┏━━
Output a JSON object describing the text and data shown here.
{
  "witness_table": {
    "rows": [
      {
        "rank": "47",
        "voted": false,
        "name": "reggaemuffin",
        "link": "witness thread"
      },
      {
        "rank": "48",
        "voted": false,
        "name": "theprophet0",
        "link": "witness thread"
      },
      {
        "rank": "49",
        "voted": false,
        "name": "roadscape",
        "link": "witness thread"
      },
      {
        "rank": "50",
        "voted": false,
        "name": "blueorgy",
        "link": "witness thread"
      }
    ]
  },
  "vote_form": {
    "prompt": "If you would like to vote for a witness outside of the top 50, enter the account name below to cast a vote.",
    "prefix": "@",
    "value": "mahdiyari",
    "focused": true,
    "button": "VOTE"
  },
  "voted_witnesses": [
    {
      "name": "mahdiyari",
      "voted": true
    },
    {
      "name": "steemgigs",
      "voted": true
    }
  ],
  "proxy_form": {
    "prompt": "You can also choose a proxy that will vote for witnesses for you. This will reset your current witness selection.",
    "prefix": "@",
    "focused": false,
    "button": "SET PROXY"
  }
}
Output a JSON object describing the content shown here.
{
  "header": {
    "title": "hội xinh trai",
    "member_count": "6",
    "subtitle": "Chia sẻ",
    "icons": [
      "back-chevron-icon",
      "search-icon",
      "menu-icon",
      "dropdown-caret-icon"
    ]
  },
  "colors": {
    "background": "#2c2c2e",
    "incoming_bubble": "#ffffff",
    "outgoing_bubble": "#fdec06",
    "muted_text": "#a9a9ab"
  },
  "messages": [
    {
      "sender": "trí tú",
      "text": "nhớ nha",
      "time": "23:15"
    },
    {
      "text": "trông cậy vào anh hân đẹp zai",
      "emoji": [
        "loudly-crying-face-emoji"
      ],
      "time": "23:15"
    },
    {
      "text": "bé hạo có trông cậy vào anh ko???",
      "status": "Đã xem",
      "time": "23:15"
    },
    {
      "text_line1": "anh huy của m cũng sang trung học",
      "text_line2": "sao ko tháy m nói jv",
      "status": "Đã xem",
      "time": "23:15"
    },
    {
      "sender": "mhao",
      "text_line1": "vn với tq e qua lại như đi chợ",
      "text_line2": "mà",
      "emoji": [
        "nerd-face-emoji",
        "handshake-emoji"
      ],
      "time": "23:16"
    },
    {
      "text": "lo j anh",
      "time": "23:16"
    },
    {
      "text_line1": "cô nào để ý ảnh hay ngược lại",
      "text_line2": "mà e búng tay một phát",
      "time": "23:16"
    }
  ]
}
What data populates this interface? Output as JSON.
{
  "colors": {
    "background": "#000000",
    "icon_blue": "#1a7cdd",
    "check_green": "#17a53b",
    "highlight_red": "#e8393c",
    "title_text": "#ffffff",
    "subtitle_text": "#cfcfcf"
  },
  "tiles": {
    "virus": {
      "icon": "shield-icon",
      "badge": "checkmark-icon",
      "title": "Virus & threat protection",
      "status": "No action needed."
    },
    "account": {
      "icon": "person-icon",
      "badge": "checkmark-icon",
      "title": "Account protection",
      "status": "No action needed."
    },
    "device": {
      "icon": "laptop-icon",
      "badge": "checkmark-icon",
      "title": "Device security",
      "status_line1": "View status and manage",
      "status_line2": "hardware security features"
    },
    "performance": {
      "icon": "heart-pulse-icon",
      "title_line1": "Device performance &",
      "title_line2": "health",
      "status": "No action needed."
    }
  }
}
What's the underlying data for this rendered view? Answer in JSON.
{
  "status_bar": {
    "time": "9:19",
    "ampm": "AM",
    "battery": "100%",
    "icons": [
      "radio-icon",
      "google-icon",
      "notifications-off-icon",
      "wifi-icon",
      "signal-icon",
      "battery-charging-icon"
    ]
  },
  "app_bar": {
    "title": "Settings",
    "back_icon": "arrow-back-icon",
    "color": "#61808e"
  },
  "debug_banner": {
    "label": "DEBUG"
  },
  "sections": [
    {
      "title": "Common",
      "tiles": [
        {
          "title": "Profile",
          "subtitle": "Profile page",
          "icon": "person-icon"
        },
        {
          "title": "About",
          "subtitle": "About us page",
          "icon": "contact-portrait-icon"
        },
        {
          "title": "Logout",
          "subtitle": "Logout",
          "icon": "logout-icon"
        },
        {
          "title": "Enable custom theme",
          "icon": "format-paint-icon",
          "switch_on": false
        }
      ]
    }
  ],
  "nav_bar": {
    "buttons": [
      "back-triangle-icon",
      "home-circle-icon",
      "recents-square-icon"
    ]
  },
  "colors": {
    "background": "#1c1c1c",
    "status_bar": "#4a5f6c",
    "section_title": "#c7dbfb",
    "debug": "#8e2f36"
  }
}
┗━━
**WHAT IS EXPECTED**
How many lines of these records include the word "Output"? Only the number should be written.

**TASK RESULT**
3